Statutory requirements

There are many chemicals listed as toxic substances and these must be controlled below safe legal limits. In the UK for instance, occupational exposure limits (OELs) are included in the Health and Safety Executive Publication EH40, which is updated annually. Under the regulations OELs are defined as workplace exposure limits (WELs) or concentrations of hazardous substances in the air averaged over a specified period of time called a time weighted average (TWA). Two time periods are used: long term (measured over 8 hours) and short term (15 minutes). Short-term exposure limits (STELs) are set to help prevent immediate effects of exposure to harmful substances.

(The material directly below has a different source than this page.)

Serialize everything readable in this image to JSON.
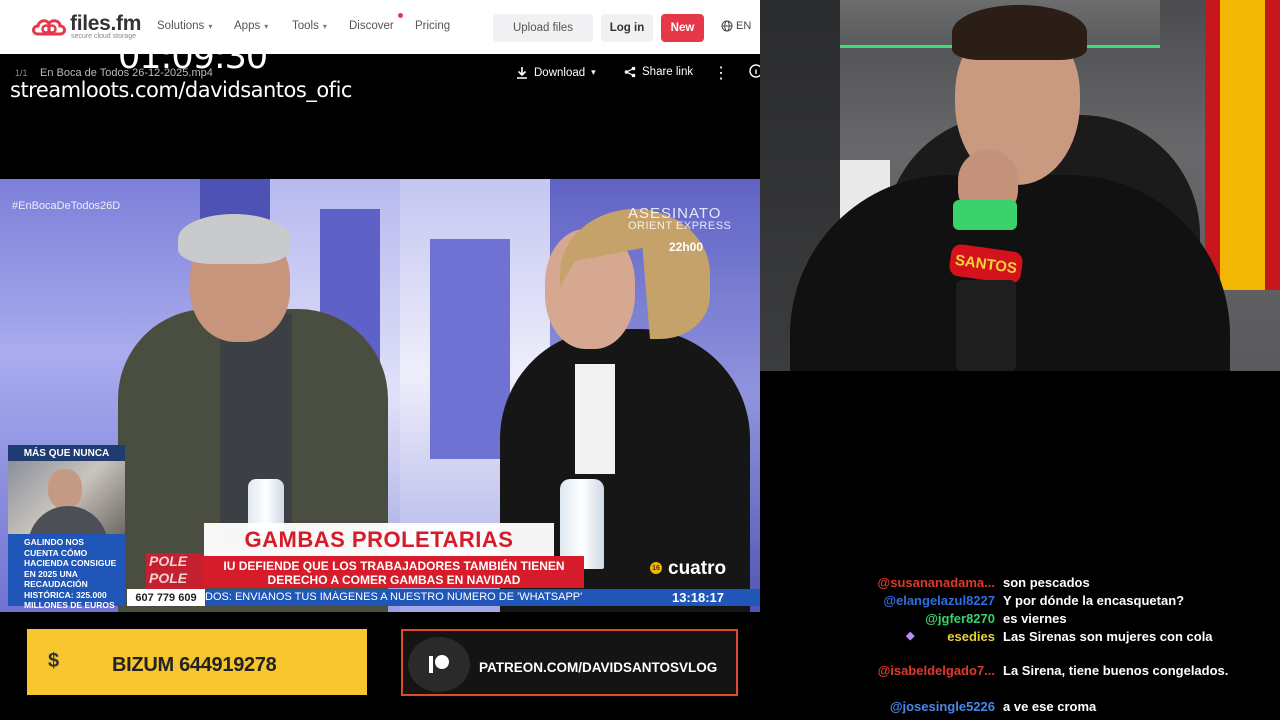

In certain circumstances the exposure must be monitored to ensure that WELs are not exceeded and to check the effectiveness of any control measures put in place. Similar regulations apply in many countries although the actual limits themselves can vary.

Monitoring procedures

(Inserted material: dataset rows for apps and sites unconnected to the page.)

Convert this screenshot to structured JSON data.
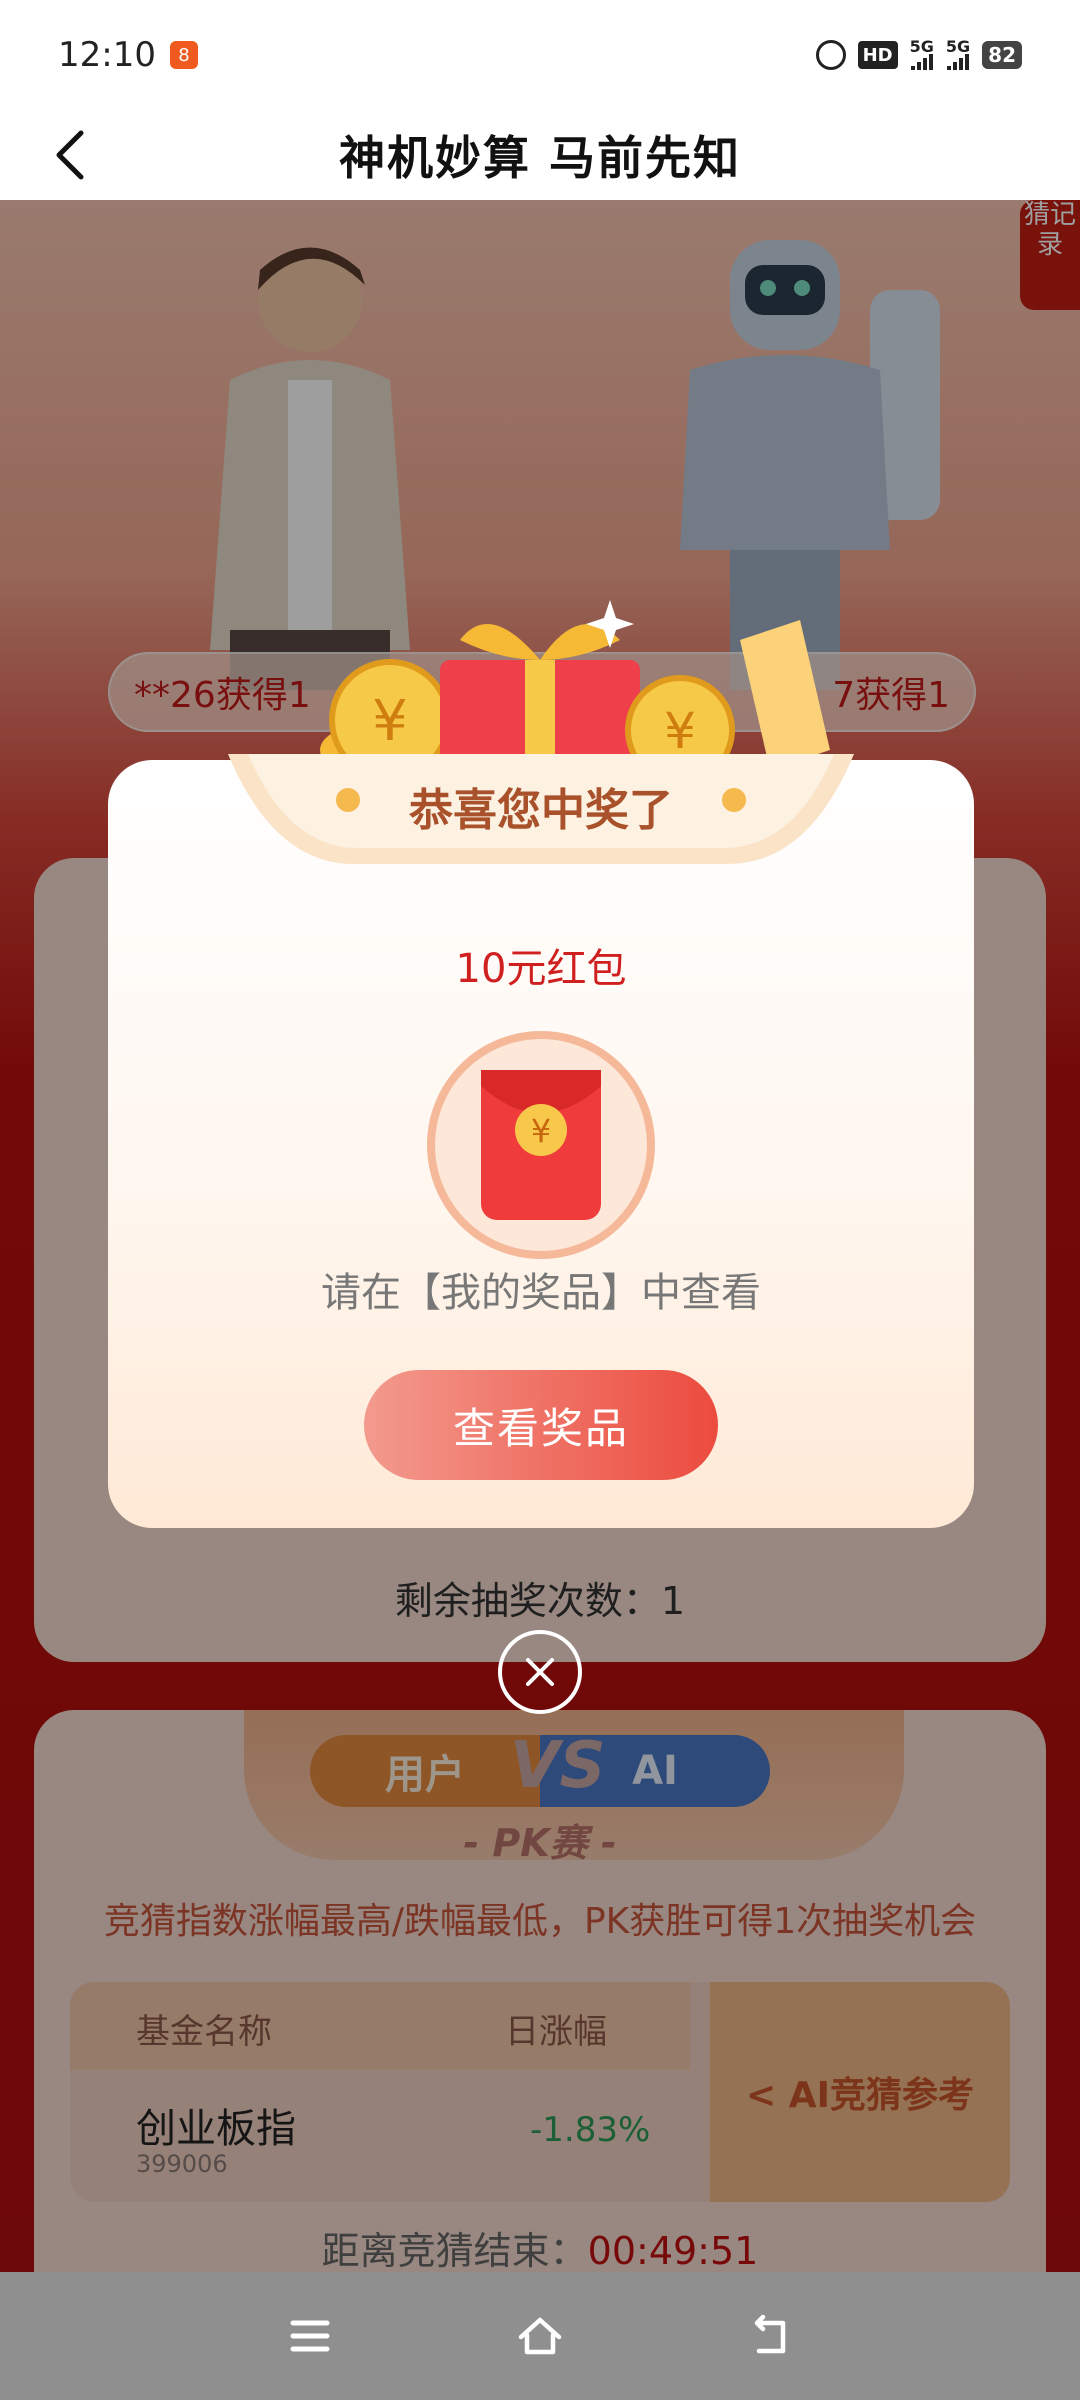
{
  "status_bar": {
    "time": "12:10",
    "app_badge": "8",
    "hd_label": "HD",
    "network_1": "5G",
    "network_2": "5G",
    "battery": "82"
  },
  "header": {
    "title": "神机妙算  马前先知",
    "back_icon": "chevron-left-icon"
  },
  "background_page": {
    "side_tab_label": "猜记录",
    "ticker_left": "**26",
    "ticker_left_suffix": "获得1",
    "ticker_right": "7获得1",
    "remaining_label": "剩余抽奖次数：",
    "remaining_count": "1",
    "pk": {
      "user_label": "用户",
      "vs_label": "VS",
      "ai_label": "AI",
      "title": "- PK赛 -",
      "description": "竞猜指数涨幅最高/跌幅最低，PK获胜可得1次抽奖机会",
      "col_fund_name": "基金名称",
      "col_daily_change": "日涨幅",
      "fund_name": "创业板指",
      "fund_code": "399006",
      "fund_change": "-1.83%",
      "ai_reference": "< AI竞猜参考"
    },
    "countdown_label": "距离竞猜结束：",
    "countdown_time": "00:49:51"
  },
  "modal": {
    "title": "恭喜您中奖了",
    "prize_name": "10元红包",
    "hint": "请在【我的奖品】中查看",
    "view_button": "查看奖品",
    "close_icon": "close-icon"
  },
  "nav_bar": {
    "menu_icon": "menu-icon",
    "home_icon": "home-icon",
    "back_icon": "back-icon"
  },
  "colors": {
    "accent_red": "#d01f1f",
    "button_gradient_start": "#f39a8e",
    "button_gradient_end": "#ec4b3e",
    "fund_change_green": "#2e9a5a"
  }
}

The frequency of sampling will depend on the factors considered by a risk assessment, including: the processes and substances present in the workplace, the control measures used, how they are tested and maintained and the concentration of the substance. Where monitoring is required for continuous processes or regular activities, it should be carried out at least once every 12 months, although for some specific substances and processes more frequent monitoring is required. Monitoring should also be carried out when a process changes significantly to ensure that control measures are still effective. For infrequent activities that take place at intervals exceeding 12 months, monitoring should be carried out during the activities concerned.

Where groups of employees are being exposed to similar risks to health, sampling may be carried out on a representative group basis. Exposure to mixtures requires careful assessment of health effects and the appropriateness of control standards as the effects to health can be complex.

Information recorded

For respiratory exposure, methods involving sampling within the breathing zone of the worker are most effective and provide a personal record of actual exposure that can be retained as part of an employee’s personnel records. A record should provide sufficient information to determine:

  • when the monitoring was done and what the results were;
  • what monitoring procedures were adopted, including the duration; and
  • the locations where samples were taken, the operations in progress at the time and, in the case of personal samples, the names of the individuals concerned.

The information should be readily retrievable, easy to interpret, and comparable to any other health records required.

Monitoring badge

The AirChek dosimeter badge from Leica Microsystems was developed as an inexpensive and unobtrusive device to monitor toxic chemicals such as formaldehyde, glutaraldehyde, xylene, toluene and isopropanol. The badge is simply clipped onto the work clothes at a point as close as possible to the breathing zone for the duration of the monitoring period. This will ensure that the TWA occupational exposure will be impregnated onto the badge ‘sensing’ material and the badge can then be returned for analysis.

Within a few days of the badge being returned, a laboratory test result will be forwarded to the employer providing a permanent and personal record of the individual’s exposure. The tests are carried out in accordance with UK Health & Safety Executive recommendations and requirements as well as those for OSHA and NIOSH in the US. The report itself gives clear, concise information that can be easily compared to the published WELs.

The dosimeter badges provide an accurate indication of an individual’s exposure throughout the duration of a working day (8 hours) or during a specific task (15 minutes) and a wide selection of badges is available to monitor a variety of chemical vapours.

Some recent court cases have resulted in employees being awarded substantial damages against their employer because the employer could not offer evidence that adequate precautions had been taken. Dosimeter badges can help to ensure that evidence is available and that the health of staff is protected.

For more information on dosimeter badges, request online at www.labcanada.com/rsc, October 2011 issue, reply card # 18.

This article appeared in the October 2011 issue of Lab Product News.